By the wearable robot named “Indego”, Michael Gore stands and walks who was paralyzed from the waist down in a workplace accident 11 years ago.
When he leans forward, the device takes a first step. When he tilts from side to side, it walks. When Gore wants to stop, he leans back and the robotic leg braces come to a halt. Gore uses forearm crutches for balance. A battery in the hip piece powers the motors in the robotic legs.
Still at least a year away from the market, the 27-pound (12.25-kilogram) Indego is the lightest of the powered exoskeletons. It snaps together from pieces that fit into a backpack. The goal is for the user to be able to carry it on a wheelchair, put it together, strap it on and walk independently. None of the products, including the Indego, are yet approved by U.S.l regulators for personal use, meaning they must be used under the supervision of a physical therapist.

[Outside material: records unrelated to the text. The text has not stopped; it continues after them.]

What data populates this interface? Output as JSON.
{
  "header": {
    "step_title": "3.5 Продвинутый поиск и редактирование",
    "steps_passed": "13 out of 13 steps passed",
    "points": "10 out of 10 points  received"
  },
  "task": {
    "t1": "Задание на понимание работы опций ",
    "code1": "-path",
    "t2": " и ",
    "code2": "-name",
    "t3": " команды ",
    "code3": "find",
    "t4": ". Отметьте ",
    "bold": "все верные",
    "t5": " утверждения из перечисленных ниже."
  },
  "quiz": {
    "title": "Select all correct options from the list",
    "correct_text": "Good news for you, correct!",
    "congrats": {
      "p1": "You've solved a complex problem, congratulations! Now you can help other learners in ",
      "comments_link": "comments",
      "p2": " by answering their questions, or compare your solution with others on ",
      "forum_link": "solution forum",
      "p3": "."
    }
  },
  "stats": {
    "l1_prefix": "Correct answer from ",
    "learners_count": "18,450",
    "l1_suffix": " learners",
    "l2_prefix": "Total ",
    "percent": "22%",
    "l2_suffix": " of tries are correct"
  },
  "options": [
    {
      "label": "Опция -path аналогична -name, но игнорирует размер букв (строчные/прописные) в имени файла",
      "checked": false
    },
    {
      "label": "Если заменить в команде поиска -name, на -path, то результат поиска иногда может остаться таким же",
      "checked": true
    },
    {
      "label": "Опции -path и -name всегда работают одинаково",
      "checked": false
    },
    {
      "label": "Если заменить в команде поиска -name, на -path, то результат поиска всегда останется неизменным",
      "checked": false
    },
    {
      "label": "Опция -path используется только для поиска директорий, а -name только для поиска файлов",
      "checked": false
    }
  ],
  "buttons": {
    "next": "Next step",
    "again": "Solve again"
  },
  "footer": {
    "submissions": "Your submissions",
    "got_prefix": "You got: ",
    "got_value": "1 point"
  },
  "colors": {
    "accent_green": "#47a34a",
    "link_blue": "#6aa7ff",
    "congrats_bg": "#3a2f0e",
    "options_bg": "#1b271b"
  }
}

Before it was known as Indego, the “wearable robot” has been developed to provide gait assistance to the spinal cord injured population by a team of engineers led by Professor Michael Goldfarb. The Indego was invented at Vanderbilt University in Nashville and tested at the Shepherd Center, a rehabilitation hospital in Atlanta. It’s now licensed to Cleveland-based Parker Hannifin Corp.